[Records contained in a dataset]
—————
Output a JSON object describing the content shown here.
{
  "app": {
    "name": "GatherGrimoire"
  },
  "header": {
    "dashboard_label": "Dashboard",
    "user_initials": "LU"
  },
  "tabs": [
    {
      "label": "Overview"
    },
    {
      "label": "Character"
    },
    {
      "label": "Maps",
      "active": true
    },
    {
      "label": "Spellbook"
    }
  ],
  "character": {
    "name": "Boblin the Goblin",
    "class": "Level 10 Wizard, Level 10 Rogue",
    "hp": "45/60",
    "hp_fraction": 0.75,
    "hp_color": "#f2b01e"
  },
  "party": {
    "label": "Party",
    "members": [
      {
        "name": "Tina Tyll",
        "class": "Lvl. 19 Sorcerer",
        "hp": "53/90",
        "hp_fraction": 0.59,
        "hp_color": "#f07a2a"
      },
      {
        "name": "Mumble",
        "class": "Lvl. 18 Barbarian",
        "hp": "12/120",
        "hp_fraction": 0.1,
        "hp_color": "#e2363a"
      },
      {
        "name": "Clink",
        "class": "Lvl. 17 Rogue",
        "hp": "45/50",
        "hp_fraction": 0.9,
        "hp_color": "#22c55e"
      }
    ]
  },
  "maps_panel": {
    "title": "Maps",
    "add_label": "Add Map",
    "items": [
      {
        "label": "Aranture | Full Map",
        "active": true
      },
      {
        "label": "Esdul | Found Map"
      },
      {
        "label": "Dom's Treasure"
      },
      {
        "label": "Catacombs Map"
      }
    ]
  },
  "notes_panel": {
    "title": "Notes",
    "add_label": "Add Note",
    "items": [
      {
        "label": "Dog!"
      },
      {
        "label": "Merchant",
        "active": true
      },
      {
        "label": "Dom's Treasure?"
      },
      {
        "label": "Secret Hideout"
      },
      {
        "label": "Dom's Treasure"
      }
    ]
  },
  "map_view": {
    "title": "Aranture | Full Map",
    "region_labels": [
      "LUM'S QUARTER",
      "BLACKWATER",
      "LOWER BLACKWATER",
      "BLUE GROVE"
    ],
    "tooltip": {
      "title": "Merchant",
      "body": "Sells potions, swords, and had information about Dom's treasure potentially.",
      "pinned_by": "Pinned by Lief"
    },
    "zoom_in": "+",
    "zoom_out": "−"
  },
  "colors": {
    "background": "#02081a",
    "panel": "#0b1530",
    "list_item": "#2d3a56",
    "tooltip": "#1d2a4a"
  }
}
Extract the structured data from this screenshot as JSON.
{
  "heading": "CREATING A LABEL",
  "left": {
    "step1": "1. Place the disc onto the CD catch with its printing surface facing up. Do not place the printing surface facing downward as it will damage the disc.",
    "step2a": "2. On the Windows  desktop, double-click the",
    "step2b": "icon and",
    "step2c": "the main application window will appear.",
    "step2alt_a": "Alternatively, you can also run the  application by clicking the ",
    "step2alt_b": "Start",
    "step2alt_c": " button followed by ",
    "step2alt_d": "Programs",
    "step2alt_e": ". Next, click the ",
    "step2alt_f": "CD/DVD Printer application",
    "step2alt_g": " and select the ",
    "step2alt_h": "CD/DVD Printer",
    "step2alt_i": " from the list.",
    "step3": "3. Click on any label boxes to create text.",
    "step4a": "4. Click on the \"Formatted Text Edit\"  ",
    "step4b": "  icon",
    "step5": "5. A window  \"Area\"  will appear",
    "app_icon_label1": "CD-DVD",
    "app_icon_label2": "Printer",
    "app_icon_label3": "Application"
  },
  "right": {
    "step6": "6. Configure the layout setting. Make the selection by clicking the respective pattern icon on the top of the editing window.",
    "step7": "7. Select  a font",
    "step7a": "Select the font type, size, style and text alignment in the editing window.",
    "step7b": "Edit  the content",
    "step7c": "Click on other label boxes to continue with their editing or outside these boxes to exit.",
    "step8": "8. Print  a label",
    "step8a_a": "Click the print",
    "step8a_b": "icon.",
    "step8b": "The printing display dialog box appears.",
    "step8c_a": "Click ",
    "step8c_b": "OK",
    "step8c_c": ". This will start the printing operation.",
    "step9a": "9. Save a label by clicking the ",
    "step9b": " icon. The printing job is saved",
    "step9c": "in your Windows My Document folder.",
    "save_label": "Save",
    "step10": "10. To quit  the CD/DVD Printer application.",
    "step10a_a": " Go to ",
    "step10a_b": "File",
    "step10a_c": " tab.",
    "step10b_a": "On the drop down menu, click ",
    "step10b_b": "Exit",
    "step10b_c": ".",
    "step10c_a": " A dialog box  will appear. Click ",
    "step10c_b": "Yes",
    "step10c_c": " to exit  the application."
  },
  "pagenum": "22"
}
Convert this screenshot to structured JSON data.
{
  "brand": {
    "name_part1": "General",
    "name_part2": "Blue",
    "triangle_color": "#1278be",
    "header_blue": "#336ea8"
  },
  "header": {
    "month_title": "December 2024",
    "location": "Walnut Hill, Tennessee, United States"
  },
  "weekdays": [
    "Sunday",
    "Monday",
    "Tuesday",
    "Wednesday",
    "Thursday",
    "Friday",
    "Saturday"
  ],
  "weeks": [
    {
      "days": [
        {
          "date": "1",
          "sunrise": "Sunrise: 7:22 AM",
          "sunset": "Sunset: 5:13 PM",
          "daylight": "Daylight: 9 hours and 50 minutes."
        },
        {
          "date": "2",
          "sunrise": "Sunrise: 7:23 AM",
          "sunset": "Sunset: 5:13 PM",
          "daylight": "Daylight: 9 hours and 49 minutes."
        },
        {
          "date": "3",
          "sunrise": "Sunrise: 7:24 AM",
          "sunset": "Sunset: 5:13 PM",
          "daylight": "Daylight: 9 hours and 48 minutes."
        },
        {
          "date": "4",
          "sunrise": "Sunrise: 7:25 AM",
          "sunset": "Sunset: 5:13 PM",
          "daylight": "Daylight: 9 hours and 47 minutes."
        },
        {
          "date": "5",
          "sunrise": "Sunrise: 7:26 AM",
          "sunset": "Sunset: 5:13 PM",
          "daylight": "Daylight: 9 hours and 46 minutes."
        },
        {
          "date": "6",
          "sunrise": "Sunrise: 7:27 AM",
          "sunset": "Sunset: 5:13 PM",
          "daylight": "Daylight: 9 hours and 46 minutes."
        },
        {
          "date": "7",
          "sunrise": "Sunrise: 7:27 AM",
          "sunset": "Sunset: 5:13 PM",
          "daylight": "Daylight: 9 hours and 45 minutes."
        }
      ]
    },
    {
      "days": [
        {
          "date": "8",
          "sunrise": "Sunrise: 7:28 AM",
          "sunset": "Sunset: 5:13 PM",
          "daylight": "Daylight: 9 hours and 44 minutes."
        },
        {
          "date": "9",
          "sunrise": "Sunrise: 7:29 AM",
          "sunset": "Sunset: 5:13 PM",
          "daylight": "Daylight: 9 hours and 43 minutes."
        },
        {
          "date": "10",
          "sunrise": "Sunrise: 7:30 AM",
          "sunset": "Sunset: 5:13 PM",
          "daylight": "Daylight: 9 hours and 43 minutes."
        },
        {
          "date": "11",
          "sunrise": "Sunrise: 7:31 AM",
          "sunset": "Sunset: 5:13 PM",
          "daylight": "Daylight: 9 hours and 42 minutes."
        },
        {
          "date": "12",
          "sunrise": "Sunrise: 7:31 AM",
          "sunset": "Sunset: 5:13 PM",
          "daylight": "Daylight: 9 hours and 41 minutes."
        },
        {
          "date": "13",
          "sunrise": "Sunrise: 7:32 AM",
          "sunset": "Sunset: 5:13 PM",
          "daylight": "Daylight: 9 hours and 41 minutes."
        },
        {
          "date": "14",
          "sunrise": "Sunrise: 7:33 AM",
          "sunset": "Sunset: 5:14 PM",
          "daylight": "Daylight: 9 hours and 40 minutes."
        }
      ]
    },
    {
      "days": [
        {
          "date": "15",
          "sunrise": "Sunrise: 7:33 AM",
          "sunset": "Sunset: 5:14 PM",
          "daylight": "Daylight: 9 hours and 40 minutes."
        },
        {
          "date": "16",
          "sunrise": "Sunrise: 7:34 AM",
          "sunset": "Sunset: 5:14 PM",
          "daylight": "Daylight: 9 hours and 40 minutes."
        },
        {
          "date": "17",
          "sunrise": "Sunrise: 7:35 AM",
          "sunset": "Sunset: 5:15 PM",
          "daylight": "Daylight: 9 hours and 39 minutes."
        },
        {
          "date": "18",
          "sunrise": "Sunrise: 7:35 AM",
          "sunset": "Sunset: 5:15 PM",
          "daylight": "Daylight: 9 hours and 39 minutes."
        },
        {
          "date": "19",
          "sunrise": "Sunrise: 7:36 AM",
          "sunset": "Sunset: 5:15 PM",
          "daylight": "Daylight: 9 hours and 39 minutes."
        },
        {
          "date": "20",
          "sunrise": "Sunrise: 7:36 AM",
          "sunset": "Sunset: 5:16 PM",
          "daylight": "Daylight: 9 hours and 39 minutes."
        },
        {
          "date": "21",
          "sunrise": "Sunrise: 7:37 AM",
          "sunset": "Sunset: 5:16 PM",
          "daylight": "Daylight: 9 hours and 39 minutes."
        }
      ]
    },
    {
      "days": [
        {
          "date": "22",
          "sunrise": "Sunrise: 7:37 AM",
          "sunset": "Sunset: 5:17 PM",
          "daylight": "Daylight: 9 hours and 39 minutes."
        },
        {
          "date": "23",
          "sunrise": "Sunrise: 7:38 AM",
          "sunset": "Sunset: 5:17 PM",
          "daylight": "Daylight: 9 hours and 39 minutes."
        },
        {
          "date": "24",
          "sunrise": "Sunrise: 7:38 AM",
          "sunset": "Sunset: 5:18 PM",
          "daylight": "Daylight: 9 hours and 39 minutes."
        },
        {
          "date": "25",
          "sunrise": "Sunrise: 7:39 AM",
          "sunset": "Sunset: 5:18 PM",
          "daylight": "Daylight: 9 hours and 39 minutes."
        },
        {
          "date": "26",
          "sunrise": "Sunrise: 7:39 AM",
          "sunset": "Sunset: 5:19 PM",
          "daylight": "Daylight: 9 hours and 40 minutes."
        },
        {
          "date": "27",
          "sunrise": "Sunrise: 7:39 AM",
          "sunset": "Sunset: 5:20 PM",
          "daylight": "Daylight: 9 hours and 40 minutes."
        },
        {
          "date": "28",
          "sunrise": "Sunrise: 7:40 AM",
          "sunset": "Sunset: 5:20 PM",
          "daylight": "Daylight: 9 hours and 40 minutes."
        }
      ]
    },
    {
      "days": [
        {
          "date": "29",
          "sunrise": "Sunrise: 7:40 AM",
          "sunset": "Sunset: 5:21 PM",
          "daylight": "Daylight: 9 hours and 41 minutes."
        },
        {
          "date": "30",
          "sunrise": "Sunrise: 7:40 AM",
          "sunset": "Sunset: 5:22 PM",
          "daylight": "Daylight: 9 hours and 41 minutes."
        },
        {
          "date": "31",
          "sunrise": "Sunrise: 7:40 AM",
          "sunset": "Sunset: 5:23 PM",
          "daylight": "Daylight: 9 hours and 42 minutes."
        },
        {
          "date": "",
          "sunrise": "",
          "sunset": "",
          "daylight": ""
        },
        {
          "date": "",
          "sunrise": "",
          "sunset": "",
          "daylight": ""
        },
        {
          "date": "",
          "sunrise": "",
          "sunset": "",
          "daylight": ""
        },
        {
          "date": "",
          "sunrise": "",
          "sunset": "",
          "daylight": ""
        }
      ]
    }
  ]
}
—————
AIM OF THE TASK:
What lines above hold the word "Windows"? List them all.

EXERCISE SOLUTION:
    "step2a": "2. On the Windows  desktop, double-click the",
    "step9c": "in your Windows My Document folder.",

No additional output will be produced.